Disney Plans To End Netflix Contracts And Launch Its Own Streaming Services
AUDIE CORNISH, HOST:
There's a new summer blockbuster, a clash of titans. Two entertainment giants that have been allies are planning to go head to head. The Walt Disney Company says starting in 2019 it will stop making its new movies and TV shows available on Netflix. It's going to set up its own streaming services, one for entertainment and one for sports. NPR media correspondent David Folkenflik joins us now from our studios in New York to help break all this down.
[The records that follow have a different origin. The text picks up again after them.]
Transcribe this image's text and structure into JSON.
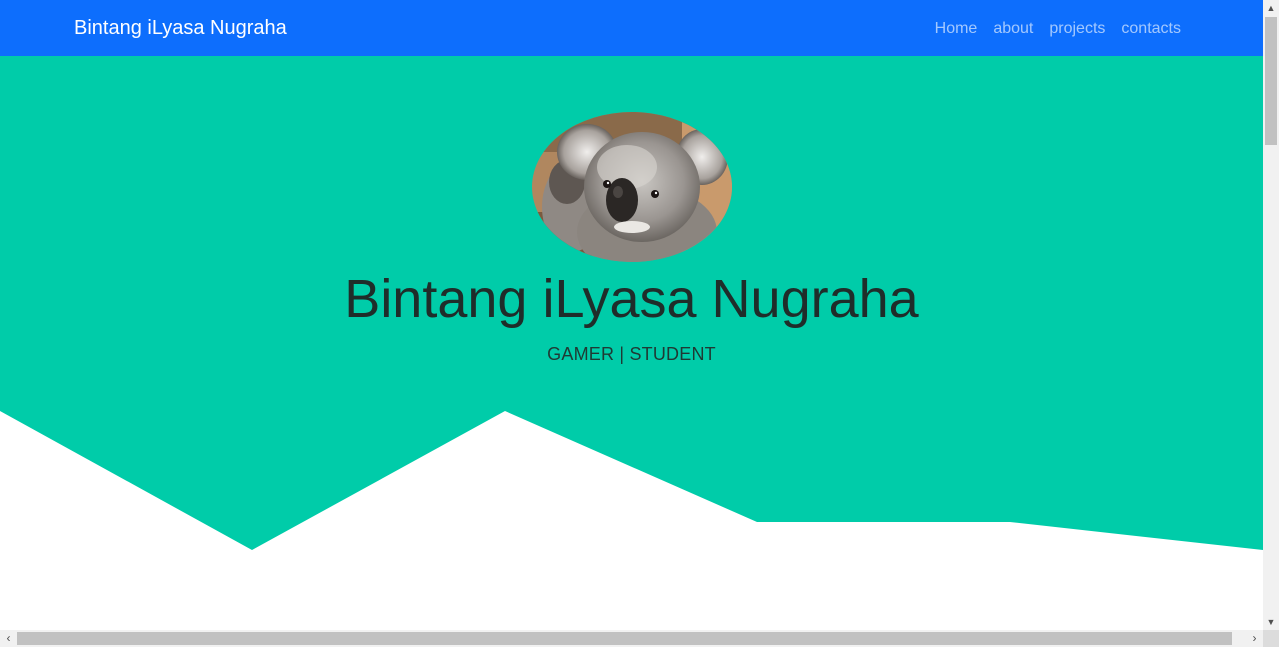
{
  "navbar": {
    "brand": "Bintang iLyasa Nugraha",
    "links": [
      "Home",
      "about",
      "projects",
      "contacts"
    ]
  },
  "hero": {
    "name": "Bintang iLyasa Nugraha",
    "tagline": "GAMER | STUDENT",
    "avatar_subject": "koala-photo"
  },
  "colors": {
    "navbar_bg": "#0d6efd",
    "hero_bg": "#00cca9",
    "page_bg": "#ffffff"
  }
}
And, David, first just tell us - what is Disney planning to do?
DAVID FOLKENFLIK, BYLINE: Well, so starting by calendar year 2019, Disney says it'll be pulling movies and TV shows from two of its main movie and entertainment lines - that's Walt Disney, you know, folks that created "Frozen" and "Moana," as well as Pixar, the home of "Toy Story," "Toy Story 2," "Toy Story" someday 27 - and be pulling it from Netflix. And that'll be an app for TV and movies. And there'll be a separate app for its incredibly dominant sports brand, ESPN, where it promises an additional tens of thousands of hours of programming, much of which won't be available on its shows. And they'll be pulling stuff from, you know, several networks as well.
CORNISH: Is this also going include the ABC programming on TV?
FOLKENFLIK: That's right. They'll be television programs as well as films.
CORNISH: So why are they making this move now?
FOLKENFLIK: Well, there's increasing concern, of course, about cable cutting and the question of erosion. For example, ESPN is a giant in cable. It gets a lot of revenue for ESPN. But advertising has been down, and there's been erosion of how many households are having it. Disney Chairman Robert Iger spoke to investment analysts yesterday. He said that there were affirmative reasons to do this as well.
(SOUNDBITE OF ARCHIVED RECORDING)
ROBERT IGER: One of the reasons that we're doing this is because of the trends that we're seeing. But another reason that we're doing it is because of the strength of the brand and the opportunity that this technology and the consumer trends that the technology has created are providing. It's not just a defensive move. It's an offensive move.
FOLKENFLIK: So Iger is saying there they want to be closer to their consumers. They want to cut out the middlemen to get the data, but also get their revenues, figure out what works for them. And, you know, they may someday, they say, add the films from Lucasfilm, which are the "Star Wars" franchise, as well as their Marvel Comics films. They're trying to figure out how much of the audience they can keep and retain the revenue from directly themselves.
CORNISH: But speak to the larger trend. I mean, this can't be good for Netflix as well.
FOLKENFLIK: Well, it's been kind of amazing. You've seen both Netflix share price go down since that announcement and Disney prices go down. There is this tussle for control over content. You know, you think of the major cable companies now and they've sort of seemed to have a hold on this until the streamers came along. Netflix and Amazon provided a counterbalance to those things. And now you're seeing almost everybody get into both the delivery and the content creation side of things. You're seeing this tussle over who's going to really control the consumer both in the creation of content that they want and the delivery of that content.
CORNISH: Finally, any risk for Disney here?
FOLKENFLIK: I mean, Disney, strictly speaking, isn't a technology company, although it's relied heavily on technology for all it's done and will be more of a technology company in the future. In fact, it just invested a lot of money in a company that'll help it stream a lot of these services. But if Disney can't execute the technology, if it's not at a price point that's valid, and if they don't have enough content that people want to pay separately for this service, then you could see them be as flummoxed on this end as they have been by the erosion of the support on cable for, you know, things that have been so profitable, so important to their company in years past such as ESPN.
CORNISH: That's NPR's David Folkenflik. Thanks for explaining it.
FOLKENFLIK: You bet.
NPR transcripts are created on a rush deadline by an NPR contractor. This text may not be in its final form and may be updated or revised in the future. Accuracy and availability may vary. The authoritative record of NPR’s programming is the audio record.